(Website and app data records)
--------------------------------
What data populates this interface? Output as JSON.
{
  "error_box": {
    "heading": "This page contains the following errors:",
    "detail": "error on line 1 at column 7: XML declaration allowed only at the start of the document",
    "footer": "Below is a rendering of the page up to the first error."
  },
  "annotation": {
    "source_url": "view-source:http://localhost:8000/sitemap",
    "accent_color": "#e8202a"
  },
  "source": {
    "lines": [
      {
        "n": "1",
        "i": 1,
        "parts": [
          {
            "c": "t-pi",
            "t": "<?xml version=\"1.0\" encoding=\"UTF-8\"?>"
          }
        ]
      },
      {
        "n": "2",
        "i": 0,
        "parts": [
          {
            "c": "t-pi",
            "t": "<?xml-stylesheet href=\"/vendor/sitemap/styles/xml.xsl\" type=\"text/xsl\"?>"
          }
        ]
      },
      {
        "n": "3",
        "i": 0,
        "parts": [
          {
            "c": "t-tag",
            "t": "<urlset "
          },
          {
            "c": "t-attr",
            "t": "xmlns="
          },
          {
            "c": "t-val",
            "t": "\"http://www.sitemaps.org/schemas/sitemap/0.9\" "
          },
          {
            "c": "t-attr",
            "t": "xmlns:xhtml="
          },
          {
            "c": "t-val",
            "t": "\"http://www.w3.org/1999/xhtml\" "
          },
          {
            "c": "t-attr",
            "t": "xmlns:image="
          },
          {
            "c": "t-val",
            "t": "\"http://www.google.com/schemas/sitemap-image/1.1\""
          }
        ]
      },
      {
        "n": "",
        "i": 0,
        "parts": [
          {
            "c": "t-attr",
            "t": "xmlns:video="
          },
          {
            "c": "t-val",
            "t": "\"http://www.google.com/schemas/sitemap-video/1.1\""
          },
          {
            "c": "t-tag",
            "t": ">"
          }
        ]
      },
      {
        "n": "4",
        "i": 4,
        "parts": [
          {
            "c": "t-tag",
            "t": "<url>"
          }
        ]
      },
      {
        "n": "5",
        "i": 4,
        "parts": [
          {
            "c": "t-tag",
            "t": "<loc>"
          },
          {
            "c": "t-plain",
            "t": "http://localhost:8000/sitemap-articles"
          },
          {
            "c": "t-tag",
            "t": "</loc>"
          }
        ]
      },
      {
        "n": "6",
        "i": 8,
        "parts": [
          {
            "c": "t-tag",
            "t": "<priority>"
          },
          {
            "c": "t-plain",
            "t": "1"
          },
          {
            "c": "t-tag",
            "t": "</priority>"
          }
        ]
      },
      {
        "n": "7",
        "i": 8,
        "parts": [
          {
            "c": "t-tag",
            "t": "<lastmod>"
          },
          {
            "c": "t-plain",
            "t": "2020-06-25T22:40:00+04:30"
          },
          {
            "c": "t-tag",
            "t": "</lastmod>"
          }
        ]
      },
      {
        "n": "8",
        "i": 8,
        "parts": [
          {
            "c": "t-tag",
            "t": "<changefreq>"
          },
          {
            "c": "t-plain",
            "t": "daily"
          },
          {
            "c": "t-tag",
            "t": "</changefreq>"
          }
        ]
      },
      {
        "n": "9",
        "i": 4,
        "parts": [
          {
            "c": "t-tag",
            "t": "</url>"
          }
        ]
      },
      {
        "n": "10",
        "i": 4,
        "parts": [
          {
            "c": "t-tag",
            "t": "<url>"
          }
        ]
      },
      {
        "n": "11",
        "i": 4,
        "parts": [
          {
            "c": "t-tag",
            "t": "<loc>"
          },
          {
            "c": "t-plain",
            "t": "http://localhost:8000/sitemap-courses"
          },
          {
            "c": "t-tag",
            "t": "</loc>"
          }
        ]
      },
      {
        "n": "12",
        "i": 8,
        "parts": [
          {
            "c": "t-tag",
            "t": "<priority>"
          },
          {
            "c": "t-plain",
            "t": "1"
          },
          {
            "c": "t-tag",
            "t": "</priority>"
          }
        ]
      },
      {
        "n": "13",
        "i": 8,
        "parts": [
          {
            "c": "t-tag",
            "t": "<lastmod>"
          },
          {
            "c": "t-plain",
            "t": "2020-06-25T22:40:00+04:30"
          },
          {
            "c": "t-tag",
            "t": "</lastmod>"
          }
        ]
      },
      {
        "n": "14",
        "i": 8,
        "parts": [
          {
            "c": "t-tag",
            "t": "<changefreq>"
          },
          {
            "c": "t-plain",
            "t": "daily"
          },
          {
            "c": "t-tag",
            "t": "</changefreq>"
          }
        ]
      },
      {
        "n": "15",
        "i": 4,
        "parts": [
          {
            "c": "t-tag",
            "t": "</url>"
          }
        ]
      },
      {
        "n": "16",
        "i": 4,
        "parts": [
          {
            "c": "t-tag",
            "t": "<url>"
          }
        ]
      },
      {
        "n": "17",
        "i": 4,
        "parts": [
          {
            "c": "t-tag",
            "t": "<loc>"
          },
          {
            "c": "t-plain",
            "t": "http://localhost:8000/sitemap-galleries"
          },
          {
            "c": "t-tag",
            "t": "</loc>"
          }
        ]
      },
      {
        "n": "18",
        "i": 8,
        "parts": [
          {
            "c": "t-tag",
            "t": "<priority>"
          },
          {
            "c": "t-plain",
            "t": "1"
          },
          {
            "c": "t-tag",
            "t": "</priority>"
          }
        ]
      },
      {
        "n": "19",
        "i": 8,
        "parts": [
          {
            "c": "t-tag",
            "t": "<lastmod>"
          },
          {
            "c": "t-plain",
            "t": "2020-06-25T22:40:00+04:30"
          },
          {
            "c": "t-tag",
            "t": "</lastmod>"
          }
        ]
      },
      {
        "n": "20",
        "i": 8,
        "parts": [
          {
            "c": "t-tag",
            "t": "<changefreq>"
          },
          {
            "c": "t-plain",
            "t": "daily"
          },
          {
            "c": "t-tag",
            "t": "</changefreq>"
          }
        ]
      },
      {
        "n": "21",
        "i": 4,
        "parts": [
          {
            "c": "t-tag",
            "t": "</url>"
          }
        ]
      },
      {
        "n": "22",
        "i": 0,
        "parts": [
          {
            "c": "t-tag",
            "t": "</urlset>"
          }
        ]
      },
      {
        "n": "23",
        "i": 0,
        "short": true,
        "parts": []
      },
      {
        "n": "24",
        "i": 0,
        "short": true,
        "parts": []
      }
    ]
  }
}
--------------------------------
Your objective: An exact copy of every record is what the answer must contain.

Answer to this task:
What data populates this interface? Output as JSON.
{
  "error_box": {
    "heading": "This page contains the following errors:",
    "detail": "error on line 1 at column 7: XML declaration allowed only at the start of the document",
    "footer": "Below is a rendering of the page up to the first error."
  },
  "annotation": {
    "source_url": "view-source:http://localhost:8000/sitemap",
    "accent_color": "#e8202a"
  },
  "source": {
    "lines": [
      {
        "n": "1",
        "i": 1,
        "parts": [
          {
            "c": "t-pi",
            "t": "<?xml version=\"1.0\" encoding=\"UTF-8\"?>"
          }
        ]
      },
      {
        "n": "2",
        "i": 0,
        "parts": [
          {
            "c": "t-pi",
            "t": "<?xml-stylesheet href=\"/vendor/sitemap/styles/xml.xsl\" type=\"text/xsl\"?>"
          }
        ]
      },
      {
        "n": "3",
        "i": 0,
        "parts": [
          {
            "c": "t-tag",
            "t": "<urlset "
          },
          {
            "c": "t-attr",
            "t": "xmlns="
          },
          {
            "c": "t-val",
            "t": "\"http://www.sitemaps.org/schemas/sitemap/0.9\" "
          },
          {
            "c": "t-attr",
            "t": "xmlns:xhtml="
          },
          {
            "c": "t-val",
            "t": "\"http://www.w3.org/1999/xhtml\" "
          },
          {
            "c": "t-attr",
            "t": "xmlns:image="
          },
          {
            "c": "t-val",
            "t": "\"http://www.google.com/schemas/sitemap-image/1.1\""
          }
        ]
      },
      {
        "n": "",
        "i": 0,
        "parts": [
          {
            "c": "t-attr",
            "t": "xmlns:video="
          },
          {
            "c": "t-val",
            "t": "\"http://www.google.com/schemas/sitemap-video/1.1\""
          },
          {
            "c": "t-tag",
            "t": ">"
          }
        ]
      },
      {
        "n": "4",
        "i": 4,
        "parts": [
          {
            "c": "t-tag",
            "t": "<url>"
          }
        ]
      },
      {
        "n": "5",
        "i": 4,
        "parts": [
          {
            "c": "t-tag",
            "t": "<loc>"
          },
          {
            "c": "t-plain",
            "t": "http://localhost:8000/sitemap-articles"
          },
          {
            "c": "t-tag",
            "t": "</loc>"
          }
        ]
      },
      {
        "n": "6",
        "i": 8,
        "parts": [
          {
            "c": "t-tag",
            "t": "<priority>"
          },
          {
            "c": "t-plain",
            "t": "1"
          },
          {
            "c": "t-tag",
            "t": "</priority>"
          }
        ]
      },
      {
        "n": "7",
        "i": 8,
        "parts": [
          {
            "c": "t-tag",
            "t": "<lastmod>"
          },
          {
            "c": "t-plain",
            "t": "2020-06-25T22:40:00+04:30"
          },
          {
            "c": "t-tag",
            "t": "</lastmod>"
          }
        ]
      },
      {
        "n": "8",
        "i": 8,
        "parts": [
          {
            "c": "t-tag",
            "t": "<changefreq>"
          },
          {
            "c": "t-plain",
            "t": "daily"
          },
          {
            "c": "t-tag",
            "t": "</changefreq>"
          }
        ]
      },
      {
        "n": "9",
        "i": 4,
        "parts": [
          {
            "c": "t-tag",
            "t": "</url>"
          }
        ]
      },
      {
        "n": "10",
        "i": 4,
        "parts": [
          {
            "c": "t-tag",
            "t": "<url>"
          }
        ]
      },
      {
        "n": "11",
        "i": 4,
        "parts": [
          {
            "c": "t-tag",
            "t": "<loc>"
          },
          {
            "c": "t-plain",
            "t": "http://localhost:8000/sitemap-courses"
          },
          {
            "c": "t-tag",
            "t": "</loc>"
          }
        ]
      },
      {
        "n": "12",
        "i": 8,
        "parts": [
          {
            "c": "t-tag",
            "t": "<priority>"
          },
          {
            "c": "t-plain",
            "t": "1"
          },
          {
            "c": "t-tag",
            "t": "</priority>"
          }
        ]
      },
      {
        "n": "13",
        "i": 8,
        "parts": [
          {
            "c": "t-tag",
            "t": "<lastmod>"
          },
          {
            "c": "t-plain",
            "t": "2020-06-25T22:40:00+04:30"
          },
          {
            "c": "t-tag",
            "t": "</lastmod>"
          }
        ]
      },
      {
        "n": "14",
        "i": 8,
        "parts": [
          {
            "c": "t-tag",
            "t": "<changefreq>"
          },
          {
            "c": "t-plain",
            "t": "daily"
          },
          {
            "c": "t-tag",
            "t": "</changefreq>"
          }
        ]
      },
      {
        "n": "15",
        "i": 4,
        "parts": [
          {
            "c": "t-tag",
            "t": "</url>"
          }
        ]
      },
      {
        "n": "16",
        "i": 4,
        "parts": [
          {
            "c": "t-tag",
            "t": "<url>"
          }
        ]
      },
      {
        "n": "17",
        "i": 4,
        "parts": [
          {
            "c": "t-tag",
            "t": "<loc>"
          },
          {
            "c": "t-plain",
            "t": "http://localhost:8000/sitemap-galleries"
          },
          {
            "c": "t-tag",
            "t": "</loc>"
          }
        ]
      },
      {
        "n": "18",
        "i": 8,
        "parts": [
          {
            "c": "t-tag",
            "t": "<priority>"
          },
          {
            "c": "t-plain",
            "t": "1"
          },
          {
            "c": "t-tag",
            "t": "</priority>"
          }
        ]
      },
      {
        "n": "19",
        "i": 8,
        "parts": [
          {
            "c": "t-tag",
            "t": "<lastmod>"
          },
          {
            "c": "t-plain",
            "t": "2020-06-25T22:40:00+04:30"
          },
          {
            "c": "t-tag",
            "t": "</lastmod>"
          }
        ]
      },
      {
        "n": "20",
        "i": 8,
        "parts": [
          {
            "c": "t-tag",
            "t": "<changefreq>"
          },
          {
            "c": "t-plain",
            "t": "daily"
          },
          {
            "c": "t-tag",
            "t": "</changefreq>"
          }
        ]
      },
      {
        "n": "21",
        "i": 4,
        "parts": [
          {
            "c": "t-tag",
            "t": "</url>"
          }
        ]
      },
      {
        "n": "22",
        "i": 0,
        "parts": [
          {
            "c": "t-tag",
            "t": "</urlset>"
          }
        ]
      },
      {
        "n": "23",
        "i": 0,
        "short": true,
        "parts": []
      },
      {
        "n": "24",
        "i": 0,
        "short": true,
        "parts": []
      }
    ]
  }
}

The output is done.